(Stored items from a collection)
....

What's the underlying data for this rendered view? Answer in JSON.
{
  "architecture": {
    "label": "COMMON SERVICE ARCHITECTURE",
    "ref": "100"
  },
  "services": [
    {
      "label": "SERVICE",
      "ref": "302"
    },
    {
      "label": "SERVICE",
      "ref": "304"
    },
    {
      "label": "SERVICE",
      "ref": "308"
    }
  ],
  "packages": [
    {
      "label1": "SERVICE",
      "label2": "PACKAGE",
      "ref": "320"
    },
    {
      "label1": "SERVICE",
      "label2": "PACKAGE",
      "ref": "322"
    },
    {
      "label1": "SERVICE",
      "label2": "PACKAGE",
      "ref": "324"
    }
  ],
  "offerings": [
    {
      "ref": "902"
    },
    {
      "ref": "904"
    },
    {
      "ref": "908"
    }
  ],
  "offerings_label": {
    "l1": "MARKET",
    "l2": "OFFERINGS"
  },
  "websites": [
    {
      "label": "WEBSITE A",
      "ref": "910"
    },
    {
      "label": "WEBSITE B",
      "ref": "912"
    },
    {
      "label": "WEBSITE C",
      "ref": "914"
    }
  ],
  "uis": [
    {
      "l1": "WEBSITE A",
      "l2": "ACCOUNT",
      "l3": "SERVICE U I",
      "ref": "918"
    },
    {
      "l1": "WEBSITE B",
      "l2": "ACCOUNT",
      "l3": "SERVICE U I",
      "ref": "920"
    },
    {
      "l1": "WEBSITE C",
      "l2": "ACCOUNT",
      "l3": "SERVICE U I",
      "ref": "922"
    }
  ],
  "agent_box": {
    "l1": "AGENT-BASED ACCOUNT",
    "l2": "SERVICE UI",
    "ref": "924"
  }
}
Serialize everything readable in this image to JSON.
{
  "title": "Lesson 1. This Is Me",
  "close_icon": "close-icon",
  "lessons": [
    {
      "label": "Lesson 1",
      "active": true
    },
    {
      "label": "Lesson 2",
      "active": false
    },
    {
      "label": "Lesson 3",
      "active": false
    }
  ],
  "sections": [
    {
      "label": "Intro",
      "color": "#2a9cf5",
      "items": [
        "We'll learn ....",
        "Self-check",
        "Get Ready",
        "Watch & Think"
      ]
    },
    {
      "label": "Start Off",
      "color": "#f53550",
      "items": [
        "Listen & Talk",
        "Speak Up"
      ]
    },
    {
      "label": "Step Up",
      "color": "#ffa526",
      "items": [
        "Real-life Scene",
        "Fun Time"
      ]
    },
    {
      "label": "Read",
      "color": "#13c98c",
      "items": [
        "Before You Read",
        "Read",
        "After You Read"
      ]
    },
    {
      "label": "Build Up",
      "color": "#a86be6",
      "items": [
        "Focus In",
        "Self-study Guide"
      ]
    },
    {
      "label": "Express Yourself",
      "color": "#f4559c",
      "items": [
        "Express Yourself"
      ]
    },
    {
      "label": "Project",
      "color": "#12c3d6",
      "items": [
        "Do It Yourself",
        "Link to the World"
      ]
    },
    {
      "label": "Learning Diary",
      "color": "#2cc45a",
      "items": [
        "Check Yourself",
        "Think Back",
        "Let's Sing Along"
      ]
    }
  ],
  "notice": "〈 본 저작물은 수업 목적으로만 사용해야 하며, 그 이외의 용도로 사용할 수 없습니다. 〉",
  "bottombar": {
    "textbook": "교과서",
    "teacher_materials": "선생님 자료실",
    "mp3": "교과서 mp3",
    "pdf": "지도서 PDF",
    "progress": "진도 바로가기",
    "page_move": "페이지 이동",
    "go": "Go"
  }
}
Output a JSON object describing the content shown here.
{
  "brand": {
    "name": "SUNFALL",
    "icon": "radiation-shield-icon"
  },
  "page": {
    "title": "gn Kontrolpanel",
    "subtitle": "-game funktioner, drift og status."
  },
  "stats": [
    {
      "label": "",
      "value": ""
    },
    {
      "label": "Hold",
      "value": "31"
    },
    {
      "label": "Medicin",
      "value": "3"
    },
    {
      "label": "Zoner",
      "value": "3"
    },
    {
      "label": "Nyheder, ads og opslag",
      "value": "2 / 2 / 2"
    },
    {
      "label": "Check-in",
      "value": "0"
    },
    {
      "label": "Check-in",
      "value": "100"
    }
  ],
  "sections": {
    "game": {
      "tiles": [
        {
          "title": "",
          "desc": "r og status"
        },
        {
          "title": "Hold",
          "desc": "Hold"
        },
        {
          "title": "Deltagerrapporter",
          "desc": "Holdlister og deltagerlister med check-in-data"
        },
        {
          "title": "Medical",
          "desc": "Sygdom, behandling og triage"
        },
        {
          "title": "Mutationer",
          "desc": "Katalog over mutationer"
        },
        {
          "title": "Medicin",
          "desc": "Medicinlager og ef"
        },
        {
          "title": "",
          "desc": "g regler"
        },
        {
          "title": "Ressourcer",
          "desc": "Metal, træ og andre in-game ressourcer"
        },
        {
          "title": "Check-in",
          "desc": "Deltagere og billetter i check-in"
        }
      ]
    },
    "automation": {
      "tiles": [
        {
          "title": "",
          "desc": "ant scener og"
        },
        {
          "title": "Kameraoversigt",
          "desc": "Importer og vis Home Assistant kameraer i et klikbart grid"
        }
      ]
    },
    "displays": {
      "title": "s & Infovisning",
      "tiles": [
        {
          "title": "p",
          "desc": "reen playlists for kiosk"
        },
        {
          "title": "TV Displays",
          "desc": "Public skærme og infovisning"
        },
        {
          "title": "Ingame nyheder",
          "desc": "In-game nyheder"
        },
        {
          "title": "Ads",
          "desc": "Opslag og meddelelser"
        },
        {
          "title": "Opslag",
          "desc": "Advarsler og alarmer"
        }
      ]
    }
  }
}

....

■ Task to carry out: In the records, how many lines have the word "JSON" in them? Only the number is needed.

■ Result: 3